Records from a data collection
========================================
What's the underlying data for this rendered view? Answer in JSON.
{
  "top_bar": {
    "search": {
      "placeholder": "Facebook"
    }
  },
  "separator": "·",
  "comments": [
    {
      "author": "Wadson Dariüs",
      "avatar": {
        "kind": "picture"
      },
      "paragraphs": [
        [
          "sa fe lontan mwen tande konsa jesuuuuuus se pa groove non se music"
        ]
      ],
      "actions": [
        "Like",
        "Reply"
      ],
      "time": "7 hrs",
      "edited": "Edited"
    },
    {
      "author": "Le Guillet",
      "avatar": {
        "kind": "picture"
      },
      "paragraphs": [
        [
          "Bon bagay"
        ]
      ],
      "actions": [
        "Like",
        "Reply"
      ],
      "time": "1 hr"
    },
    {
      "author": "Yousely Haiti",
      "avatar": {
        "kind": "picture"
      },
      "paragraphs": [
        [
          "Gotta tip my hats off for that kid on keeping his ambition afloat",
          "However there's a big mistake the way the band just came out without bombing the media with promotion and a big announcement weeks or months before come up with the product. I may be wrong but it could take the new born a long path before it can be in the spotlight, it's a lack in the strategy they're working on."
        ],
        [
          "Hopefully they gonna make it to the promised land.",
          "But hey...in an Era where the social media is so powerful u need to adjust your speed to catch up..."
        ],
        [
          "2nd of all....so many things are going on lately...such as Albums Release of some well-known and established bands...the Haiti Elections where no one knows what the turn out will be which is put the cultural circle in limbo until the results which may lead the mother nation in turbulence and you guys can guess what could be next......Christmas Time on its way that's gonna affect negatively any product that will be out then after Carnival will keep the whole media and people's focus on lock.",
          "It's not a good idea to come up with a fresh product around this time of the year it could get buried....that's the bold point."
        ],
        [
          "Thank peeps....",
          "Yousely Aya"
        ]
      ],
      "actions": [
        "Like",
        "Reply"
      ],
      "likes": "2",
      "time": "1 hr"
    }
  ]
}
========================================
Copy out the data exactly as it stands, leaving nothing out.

Reply to the exercise:
What's the underlying data for this rendered view? Answer in JSON.
{
  "top_bar": {
    "search": {
      "placeholder": "Facebook"
    }
  },
  "separator": "·",
  "comments": [
    {
      "author": "Wadson Dariüs",
      "avatar": {
        "kind": "picture"
      },
      "paragraphs": [
        [
          "sa fe lontan mwen tande konsa jesuuuuuus se pa groove non se music"
        ]
      ],
      "actions": [
        "Like",
        "Reply"
      ],
      "time": "7 hrs",
      "edited": "Edited"
    },
    {
      "author": "Le Guillet",
      "avatar": {
        "kind": "picture"
      },
      "paragraphs": [
        [
          "Bon bagay"
        ]
      ],
      "actions": [
        "Like",
        "Reply"
      ],
      "time": "1 hr"
    },
    {
      "author": "Yousely Haiti",
      "avatar": {
        "kind": "picture"
      },
      "paragraphs": [
        [
          "Gotta tip my hats off for that kid on keeping his ambition afloat",
          "However there's a big mistake the way the band just came out without bombing the media with promotion and a big announcement weeks or months before come up with the product. I may be wrong but it could take the new born a long path before it can be in the spotlight, it's a lack in the strategy they're working on."
        ],
        [
          "Hopefully they gonna make it to the promised land.",
          "But hey...in an Era where the social media is so powerful u need to adjust your speed to catch up..."
        ],
        [
          "2nd of all....so many things are going on lately...such as Albums Release of some well-known and established bands...the Haiti Elections where no one knows what the turn out will be which is put the cultural circle in limbo until the results which may lead the mother nation in turbulence and you guys can guess what could be next......Christmas Time on its way that's gonna affect negatively any product that will be out then after Carnival will keep the whole media and people's focus on lock.",
          "It's not a good idea to come up with a fresh product around this time of the year it could get buried....that's the bold point."
        ],
        [
          "Thank peeps....",
          "Yousely Aya"
        ]
      ],
      "actions": [
        "Like",
        "Reply"
      ],
      "likes": "2",
      "time": "1 hr"
    }
  ]
}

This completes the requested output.